(Reuters) – Despite flat stock market returns in 2011, investors haven’t lost faith in their workplace retirement plans, according to two studies released on Tuesday by the Investment Company Institute.
In fact, 401(k) plans are becoming more popular, and fewer people stopped making contributions in 2011 than in the two previous years, according to the surveys. Only 2.2% stopped saving in the plans in 2011, compared to 3.4% in 2010 and 5% in 2009.
Click here to read the full article from Reuters.
From the folks at Vanguard:
“When it first became available to defined contribution plans in 2005, the Roth 401(k) was seen by many retirement experts as a vehicle that would mostly benefit highly compensated workers. While there are many reasons why the Roth 401(k) may be an attractive option for higher-income employees, what has surprised many about this innovative plan feature are the benefits it offers participants across the income spectrum, making it advantageous for a wide range of employees and plans.
“In contrast to traditional 401(k) plans in which participants make contributions on a pre-tax basis and don’t pay taxes until they make withdrawals in retirement, the Roth 401(k) allows participants to pay taxes on their retirement savings contributions up front and avoid future taxes on their plan savings in retirement. All withdrawals of Roth savings are free from federal income tax in retirement as long as the participant is at least 59½ years old and their account has been open for at least five years. Participants in plans that offer the Roth feature can choose to make their contributions on a pre-tax basis, a Roth basis, or some combination of the two.”

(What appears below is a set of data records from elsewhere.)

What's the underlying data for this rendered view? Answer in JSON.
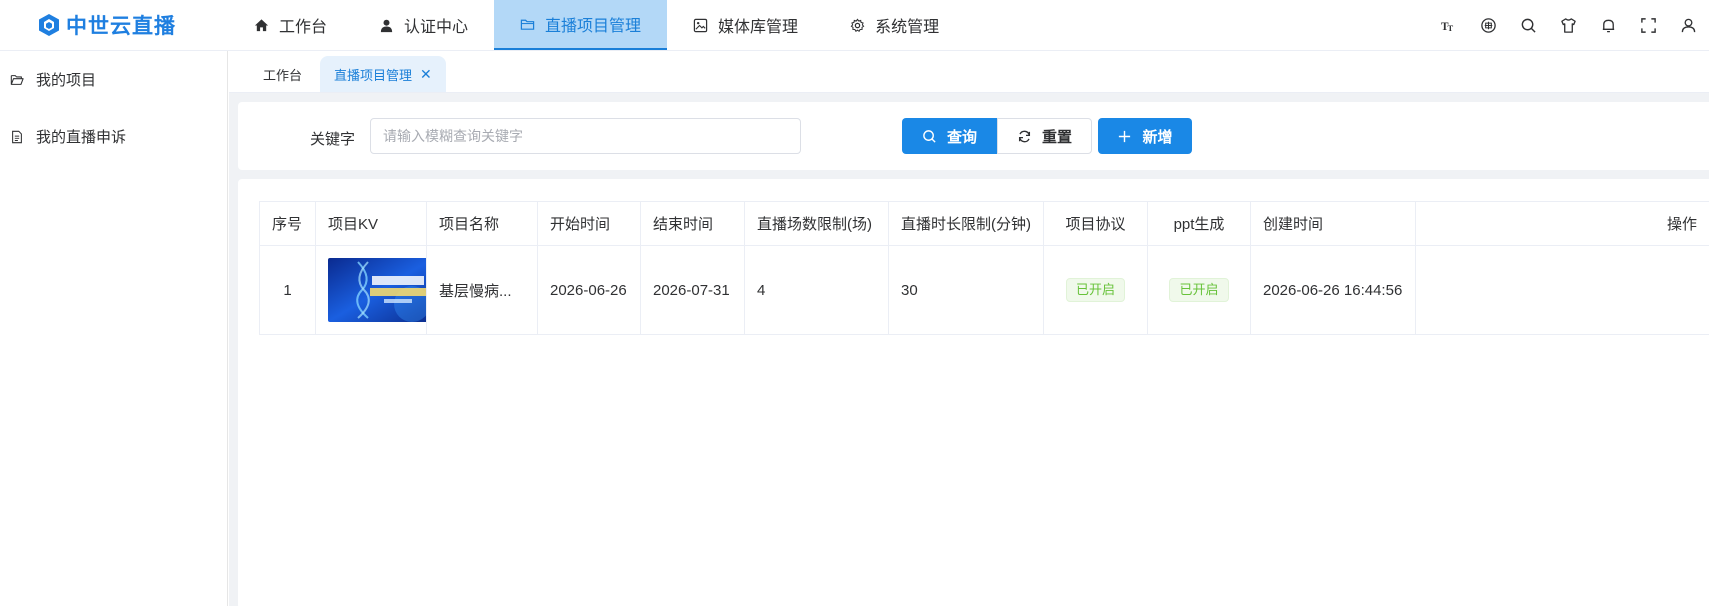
{
  "app": {
    "brand": "中世云直播",
    "brand_color": "#1f7fe0",
    "accent": "#1a88e6"
  },
  "nav": {
    "items": [
      {
        "label": "工作台",
        "icon": "home-icon",
        "active": false
      },
      {
        "label": "认证中心",
        "icon": "user-icon",
        "active": false
      },
      {
        "label": "直播项目管理",
        "icon": "folder-icon",
        "active": true
      },
      {
        "label": "媒体库管理",
        "icon": "media-library-icon",
        "active": false
      },
      {
        "label": "系统管理",
        "icon": "gear-icon",
        "active": false
      }
    ]
  },
  "toolbar": {
    "icons": [
      "font-size-icon",
      "language-icon",
      "search-icon",
      "theme-shirt-icon",
      "bell-icon",
      "fullscreen-icon",
      "user-profile-icon"
    ]
  },
  "sidebar": {
    "items": [
      {
        "label": "我的项目",
        "icon": "folder-open-icon"
      },
      {
        "label": "我的直播申诉",
        "icon": "document-icon"
      }
    ]
  },
  "tabs": [
    {
      "label": "工作台",
      "active": false
    },
    {
      "label": "直播项目管理",
      "active": true,
      "closable": true
    }
  ],
  "search": {
    "keyword_label": "关键字",
    "keyword_placeholder": "请输入模糊查询关键字",
    "keyword_value": "",
    "query_label": "查询",
    "reset_label": "重置",
    "add_label": "新增"
  },
  "table": {
    "columns": [
      "序号",
      "项目KV",
      "项目名称",
      "开始时间",
      "结束时间",
      "直播场数限制(场)",
      "直播时长限制(分钟)",
      "项目协议",
      "ppt生成",
      "创建时间",
      "操作"
    ],
    "rows": [
      {
        "index": "1",
        "name": "基层慢病...",
        "start": "2026-06-26",
        "end": "2026-07-31",
        "session_limit": "4",
        "duration_limit": "30",
        "agreement": "已开启",
        "ppt": "已开启",
        "created": "2026-06-26 16:44:56",
        "kv_text": "基层慢病防治能力提升"
      }
    ]
  }
}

Click here to read the full article, including a chart comparing pre-tax 401(k) contributions with Roth 401(k) contributions.
If you do, please consult the Rollover Chart from the IRS. Also, consult with your tax advisor before completing a rollover.

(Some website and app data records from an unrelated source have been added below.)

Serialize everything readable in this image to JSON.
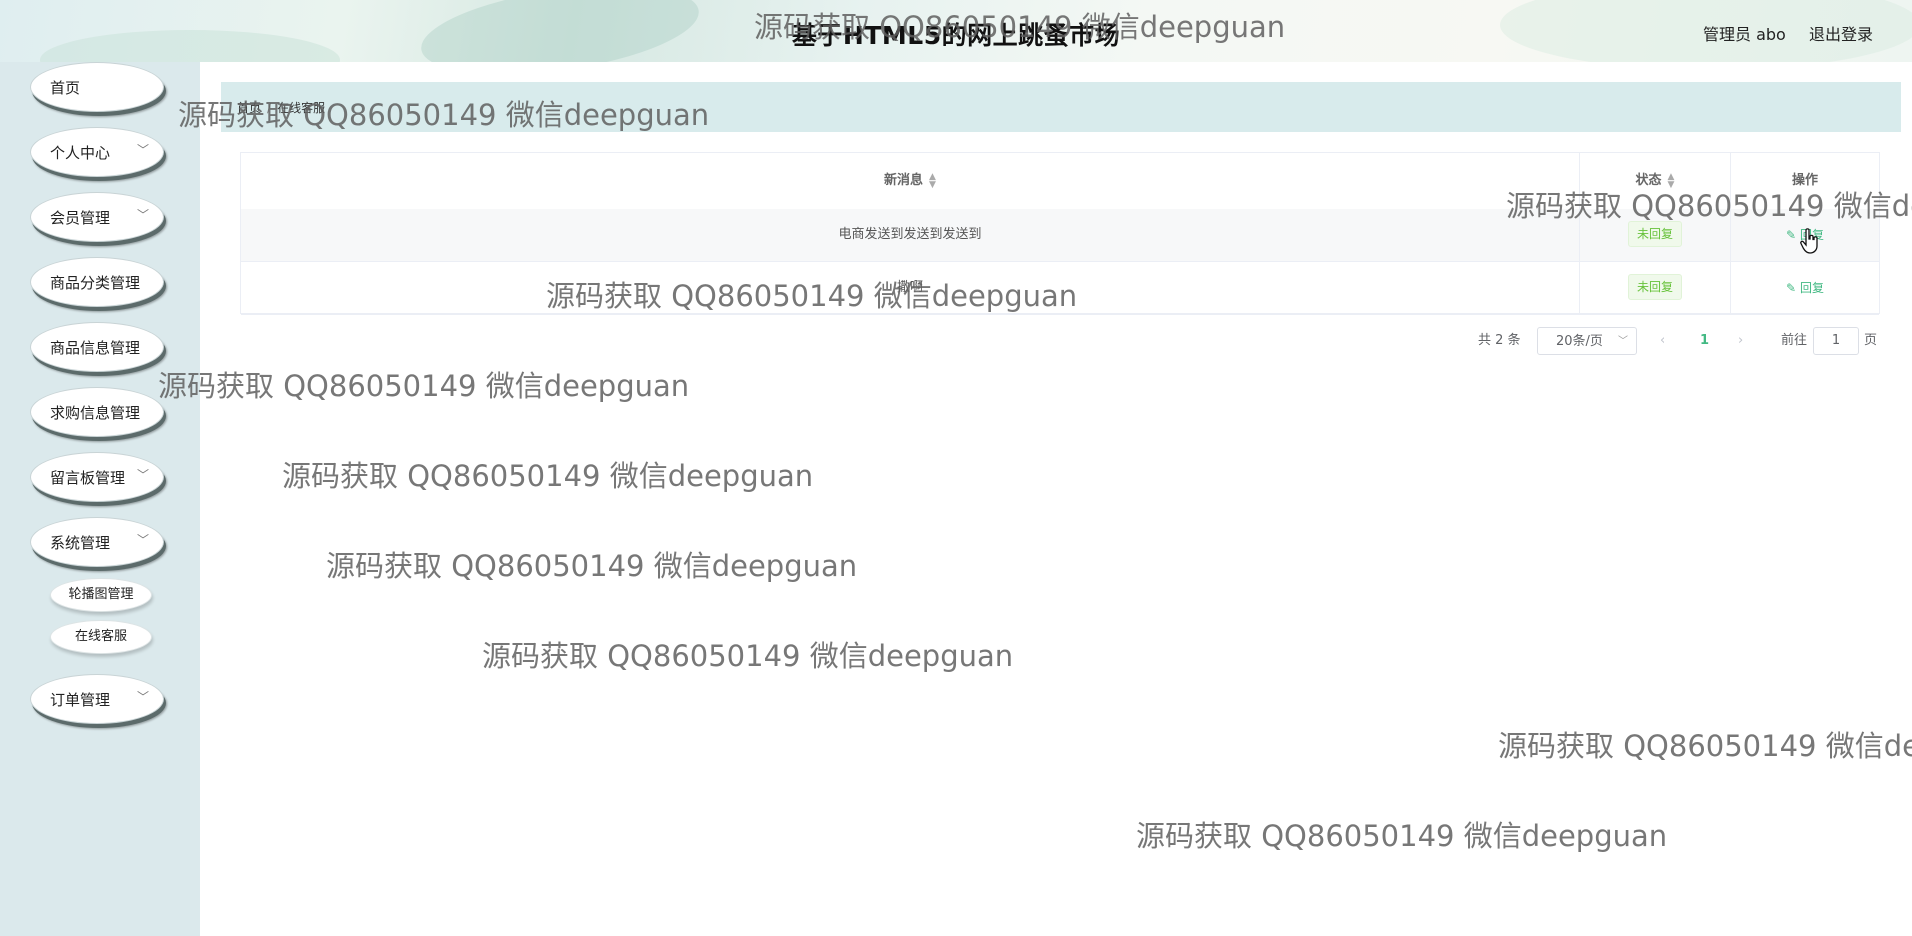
{
  "header": {
    "title": "基于HTML5的网上跳蚤市场",
    "user_label": "管理员 abo",
    "logout": "退出登录"
  },
  "sidebar": {
    "items": [
      {
        "label": "首页",
        "has_chevron": false
      },
      {
        "label": "个人中心",
        "has_chevron": true
      },
      {
        "label": "会员管理",
        "has_chevron": true
      },
      {
        "label": "商品分类管理",
        "has_chevron": false
      },
      {
        "label": "商品信息管理",
        "has_chevron": false
      },
      {
        "label": "求购信息管理",
        "has_chevron": false
      },
      {
        "label": "留言板管理",
        "has_chevron": true
      },
      {
        "label": "系统管理",
        "has_chevron": true
      },
      {
        "label": "订单管理",
        "has_chevron": true
      }
    ],
    "sub_items": [
      {
        "label": "轮播图管理"
      },
      {
        "label": "在线客服"
      }
    ],
    "chevron": "﹀"
  },
  "breadcrumb": {
    "home": "首页",
    "separator": "/",
    "current": "在线客服"
  },
  "table": {
    "columns": [
      "新消息",
      "状态",
      "操作"
    ],
    "sort_icon": "sort-icon",
    "rows": [
      {
        "message": "电商发送到发送到发送到",
        "status": "未回复",
        "action": "回复"
      },
      {
        "message": "撒啊",
        "status": "未回复",
        "action": "回复"
      }
    ]
  },
  "pagination": {
    "total": "共 2 条",
    "page_size": "20条/页",
    "prev": "‹",
    "current_page": "1",
    "next": "›",
    "goto_label": "前往",
    "goto_value": "1",
    "goto_unit": "页"
  },
  "watermark": {
    "text": "源码获取 QQ86050149 微信deepguan"
  },
  "colors": {
    "accent": "#42b983",
    "sidebar_bg": "#dbe9ec",
    "breadcrumb_bg": "#d8ebec",
    "tag_text": "#67c23a"
  }
}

Upcoming deadlines for calendar-year defined contribution retirement plans include the following key dates:
- Form 8955-SSA – annual registration statement identifying separated participants with deferred vested benefits
- Notice to terminated vested employees – provide a notice describing the amount of the account balance as of the date of termination to terminated vested employees
- Form W-2 – provide IRS with report on wages, deferrals, etc.
- Form 1099-R – provide IRS with distributions from pensions, annuities, retirement or profit sharing plans
- Form 945 – annual return of withheld federal income tax from 2011 distributions
- Form 5300 – application for determination for employee benefit plans; for plan sponsors with EIN ending in 1 or 6 (Cycle A)
Contact us for information on preparing the tax and audit documents necessary for your 401(k) or defined contribution retirement plan at 702-384-1120.
The folks at The Employee Benefits Report detailed out the Saver’s Tax Credit that may encourage people to contribute to their retirement plans. Individuals can take a tax credit up to $1,000 ($2,000 if filing jointly) for quailfied retirement plan contributions.
Click here to see who is eligible for the credit, and which contributions qualify.